Research suggests marital stress can inflame lining of gut, allow bacteria into bloodstream

New study examines physical impact of marital stress

DETROIT – Are spats with your spouse weighing on your health? A new study found marital stress has a physical impact on some people.

New research suggests stress can inflame the lining of your gut, allowing harmful bacteria to leak into your bloodstream. The "leaky gut" has been linked to a myriad of problems, from heart disease to depression, meaning arguments can have a lasting impact on health.

"A lot of the strains we have in our marriage usually comes from lack of communication," Katelyn Capparuccini said.

For Capparuccini, arguing with her husband left her physically ill.

"I dealt with a thing where I just never felt well," Capparuccini said.

Stress can change more than just your mood. To find out just how much of a physical effect the emotional confrontations can have, experts at Ohio State University put married couples to the test.

"What we're looking at in the couples is the way they resolve a disagreement," said Janice Kiecolt-Glaser, of the OSU Wexner Medical Center. "Everybody's asked to disagree, so we're not saying arguing is bad. It's the way people handle the argument. Take the next 20 minutes and try to reach a resolution on this."

Researchers asked married couples to try to resolve a contentious disagreement, testing their blood before and after the argument.

As their hostility increased, so did the inflammation in their guts.

Particularly bitter spats also led to higher levels of a biomarker that indicated bacteria in the blood. How does that happen? In the so-called "leaky gut," the lining of the intestines is weakened, allowing bacteria to slip into the bloodstream, affecting everything from mental health to the immune system.

"Ultimately, it's anything that's in the gut that's going to influence our health is going to end up in the blood first and circulate through the blood and make its way to individual organs," Kiecolt-Glaser said. "We know that there are a lot of health consequences associated with bad marriages. This is kind of everybody's chronic everyday stress, potentially, and so it gives us a much broader view and important snapshot on something we hadn't seen before. If you let stress build up on you and you let it really, really get to you, it can cause a lot of problems."

Experts said it's another reason couples should work toward resolving their differences.

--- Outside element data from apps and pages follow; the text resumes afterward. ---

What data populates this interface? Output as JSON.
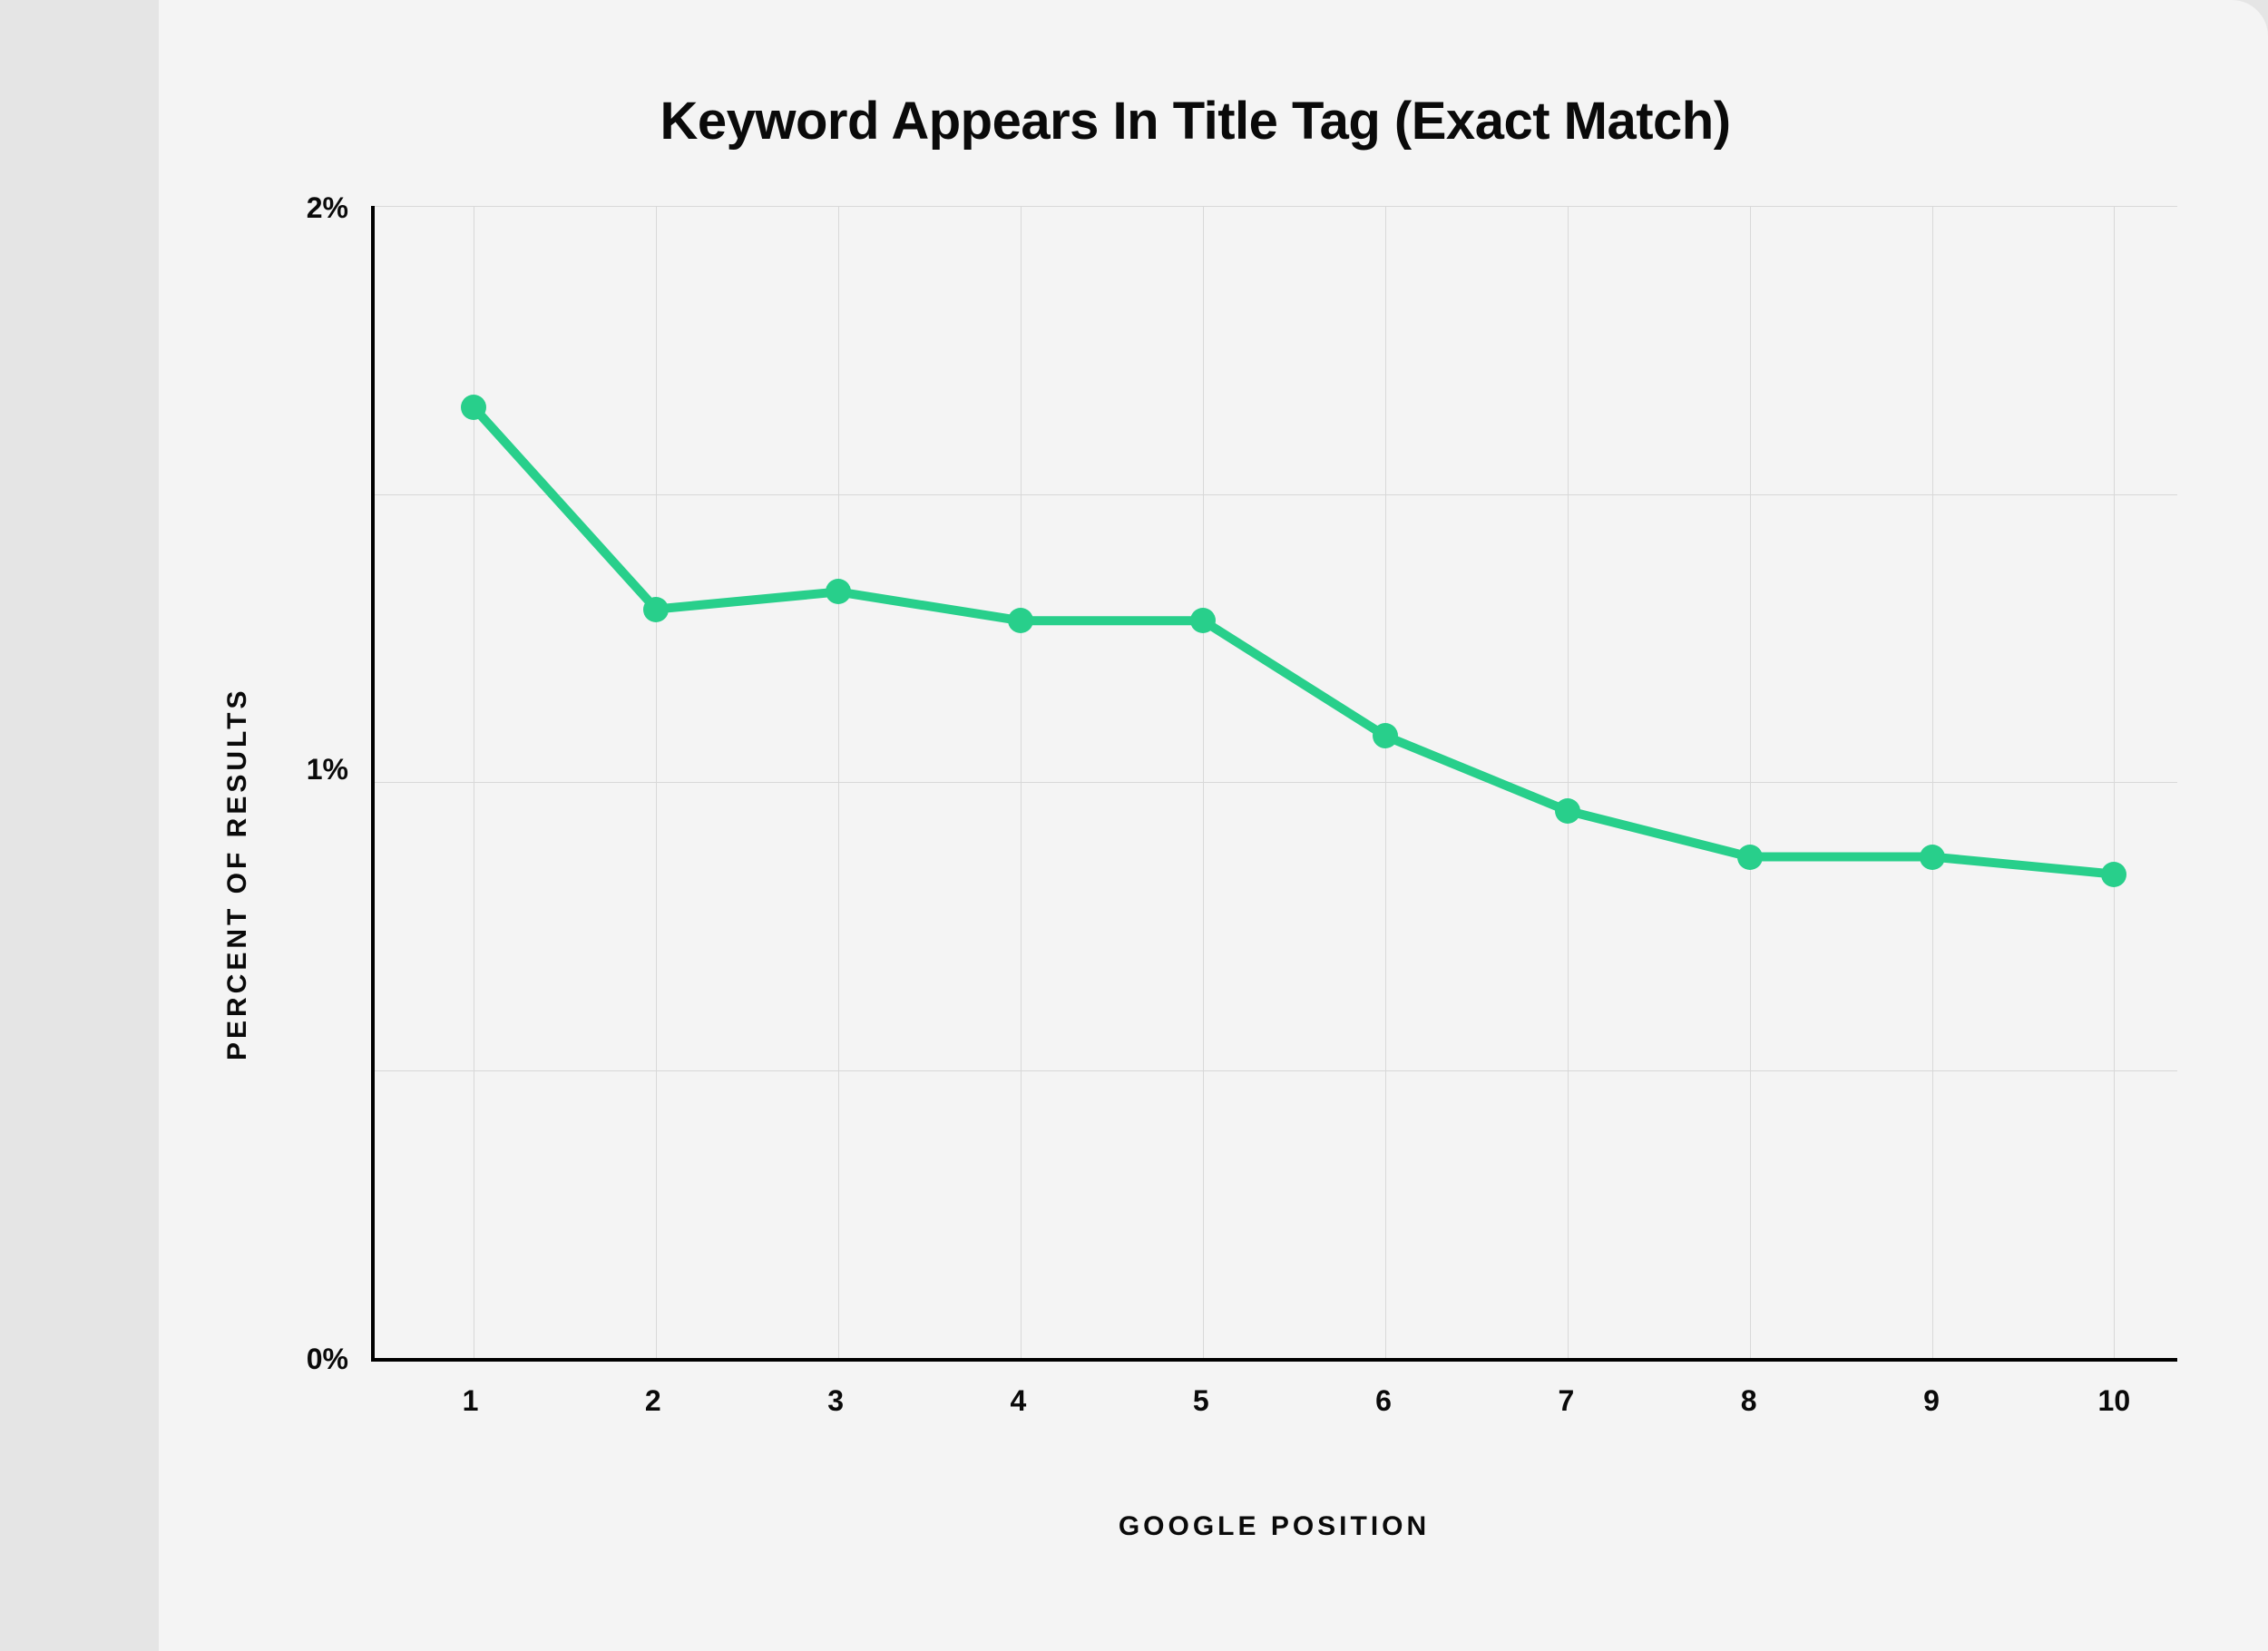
{
  "chart_data": {
    "type": "line",
    "title": "Keyword Appears In Title Tag (Exact Match)",
    "xlabel": "GOOGLE POSITION",
    "ylabel": "PERCENT OF RESULTS",
    "x": [
      1,
      2,
      3,
      4,
      5,
      6,
      7,
      8,
      9,
      10
    ],
    "values": [
      1.65,
      1.3,
      1.33,
      1.28,
      1.28,
      1.08,
      0.95,
      0.87,
      0.87,
      0.84
    ],
    "ylim": [
      0,
      2
    ],
    "y_ticks": [
      "2%",
      "1%",
      "0%"
    ],
    "x_ticks": [
      "1",
      "2",
      "3",
      "4",
      "5",
      "6",
      "7",
      "8",
      "9",
      "10"
    ],
    "line_color": "#28cf8b",
    "grid": true
  }
}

Inflammation with a leaky gut increases with age, and staying in a tumultuous relationship for several years can take a serious toll on health. Other research has linked marital stress to a higher rate of heart disease and a greater risk for diabetes.

About the Authors:

Dr. McGeorge can be seen on Local 4 News helping Metro Detroiters with health concerns when he isn't helping save lives in the emergency room at Henry Ford Hospital.

Derick is the Lead Digital Editor for ClickOnDetroit and has been with Local 4 News since April 2013. Derick specializes in breaking news, crime and local sports.